“Chair. Are you done with the chair?” He overenunciated each word, letting me know exactly how much of a twit he considered me. There were only two chairs in the Dragonfly: the pea-green relic with the fabric worn through in spots on the arms that I sat in, and its partner, Hugo’s blue wingchair whose dropped bits of stuffing had become a part of the car- pet.
“Three more pages in this chapter.” I turned back to my duel.
Jason came around the chair and hunched over me like a gargoyle.
“You’ve been here all day.”
I looked around him at Hugo, who sat focused on his book, pretending we weren’t in the same room.
“I’m a customer,” I said to Jason.
“Bullshit. You’ve got to buy something to be a customer.” He had me there. Hugo let me sit around the Dragonfly
all day without ever expecting me to buy anything. As my landlord in the small duplex a few blocks from the Dragonfly where we both lived, he had a right to worry that I’d traded in my job search for romance novels. Rent didn’t just pop out of pantaloons. But he never brought it up. All that might change after the first of the month if I couldn’t stretch out the last of my savings, and if this week’s unemployment check from the bankrupt state of California was late again.
“I’ll be done in a minute,” I told Jason and turned back to the duel I was enjoying at no charge.
Jason yanked The Defiant out of my hand, stomped over to the front counter, and held it out to a woman digging through the $2-a-bag Romance box.
“Got this one, Gloria?” he asked her.
Gloria pressed her armload of finds against the appliquéd cat on her sweatshirt while she read the back cover of my book.
I leaped from my chair and swung around the railing like Captain Blood on a masthead.
“You don’t want to read that,” I said, landing in front of Glo- ria. “Seriously, the heroine’s got acne and the hero’s short. The villain is only mildly disagreeable. I’d say just a bit grumpy really. Doesn’t make for a good read. Let me find you some- thing in a surly Irish rebel who’s trying to avenge his father’s murder while resisting the temptation of his enemy’s beautiful daughter.”
She blinked at me, while Jason rushed past me and plopped into my chair. I turned back to Gloria in time to see her stuff The Defiant in an NPR tote bag already overflowing with other books. She slapped two dollars in dimes on the counter and trudged out the door onto Castro Street.
Hugo hoisted himself out of his chair and gave me a have- patience-and-the-universe-will-provide pat on my shoulder before heading to the counter to add Gloria’s change to the till.

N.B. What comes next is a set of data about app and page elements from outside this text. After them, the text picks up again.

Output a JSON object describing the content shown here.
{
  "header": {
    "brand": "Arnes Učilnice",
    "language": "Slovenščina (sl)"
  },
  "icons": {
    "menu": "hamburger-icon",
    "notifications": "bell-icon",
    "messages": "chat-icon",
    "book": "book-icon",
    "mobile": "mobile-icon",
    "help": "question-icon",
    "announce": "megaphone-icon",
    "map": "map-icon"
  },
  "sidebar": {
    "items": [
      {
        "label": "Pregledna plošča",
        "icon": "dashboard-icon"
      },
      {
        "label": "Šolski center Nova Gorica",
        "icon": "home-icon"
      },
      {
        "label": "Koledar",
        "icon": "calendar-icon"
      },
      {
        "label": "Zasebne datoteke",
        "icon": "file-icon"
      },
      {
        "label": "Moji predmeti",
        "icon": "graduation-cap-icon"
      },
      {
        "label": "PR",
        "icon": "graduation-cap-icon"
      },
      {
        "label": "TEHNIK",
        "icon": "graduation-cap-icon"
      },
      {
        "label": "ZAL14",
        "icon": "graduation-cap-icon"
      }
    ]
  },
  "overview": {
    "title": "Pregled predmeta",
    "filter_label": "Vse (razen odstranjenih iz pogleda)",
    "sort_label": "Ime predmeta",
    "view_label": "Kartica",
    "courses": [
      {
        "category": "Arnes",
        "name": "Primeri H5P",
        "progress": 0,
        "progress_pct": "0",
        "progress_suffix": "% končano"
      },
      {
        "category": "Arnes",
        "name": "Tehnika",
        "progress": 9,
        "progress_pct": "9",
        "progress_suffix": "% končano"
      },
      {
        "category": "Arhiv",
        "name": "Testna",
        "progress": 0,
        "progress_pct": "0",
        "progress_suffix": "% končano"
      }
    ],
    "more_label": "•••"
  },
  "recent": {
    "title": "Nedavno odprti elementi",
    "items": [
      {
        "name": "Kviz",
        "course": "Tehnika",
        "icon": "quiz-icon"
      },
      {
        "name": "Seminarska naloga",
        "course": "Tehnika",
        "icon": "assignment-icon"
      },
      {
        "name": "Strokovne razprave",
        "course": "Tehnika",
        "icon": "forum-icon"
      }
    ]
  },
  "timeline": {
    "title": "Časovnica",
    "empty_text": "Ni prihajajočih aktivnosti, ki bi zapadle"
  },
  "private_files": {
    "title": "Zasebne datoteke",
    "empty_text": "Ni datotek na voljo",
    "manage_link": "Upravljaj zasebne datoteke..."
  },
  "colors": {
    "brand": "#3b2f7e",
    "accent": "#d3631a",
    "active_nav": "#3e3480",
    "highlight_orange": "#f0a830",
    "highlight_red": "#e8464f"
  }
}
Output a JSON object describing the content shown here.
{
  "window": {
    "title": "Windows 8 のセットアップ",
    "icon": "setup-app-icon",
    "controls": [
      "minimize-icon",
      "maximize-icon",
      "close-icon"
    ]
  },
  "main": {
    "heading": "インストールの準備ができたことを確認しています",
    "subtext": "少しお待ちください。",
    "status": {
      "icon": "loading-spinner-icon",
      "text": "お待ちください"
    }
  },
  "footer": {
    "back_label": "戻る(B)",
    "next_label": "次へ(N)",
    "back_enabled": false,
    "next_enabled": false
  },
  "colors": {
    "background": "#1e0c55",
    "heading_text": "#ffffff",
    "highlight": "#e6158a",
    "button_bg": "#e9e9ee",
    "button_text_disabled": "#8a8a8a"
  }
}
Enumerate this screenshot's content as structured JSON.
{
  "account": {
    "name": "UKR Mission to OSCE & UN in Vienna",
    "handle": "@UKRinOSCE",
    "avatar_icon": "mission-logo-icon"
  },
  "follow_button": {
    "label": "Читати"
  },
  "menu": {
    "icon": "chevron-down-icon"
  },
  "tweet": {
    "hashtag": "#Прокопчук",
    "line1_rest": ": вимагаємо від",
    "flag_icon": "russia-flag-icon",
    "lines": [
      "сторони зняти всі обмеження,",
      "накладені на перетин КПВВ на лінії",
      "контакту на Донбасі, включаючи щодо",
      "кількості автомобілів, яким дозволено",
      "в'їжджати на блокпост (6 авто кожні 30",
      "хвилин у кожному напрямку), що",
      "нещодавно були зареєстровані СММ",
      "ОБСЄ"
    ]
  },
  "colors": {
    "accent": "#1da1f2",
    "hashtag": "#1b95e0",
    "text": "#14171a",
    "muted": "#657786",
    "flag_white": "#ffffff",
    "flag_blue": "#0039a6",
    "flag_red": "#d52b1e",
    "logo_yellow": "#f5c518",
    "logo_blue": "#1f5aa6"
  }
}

I grabbed A Devil’s Heart from the bargain box and scurried over to his vacant chair.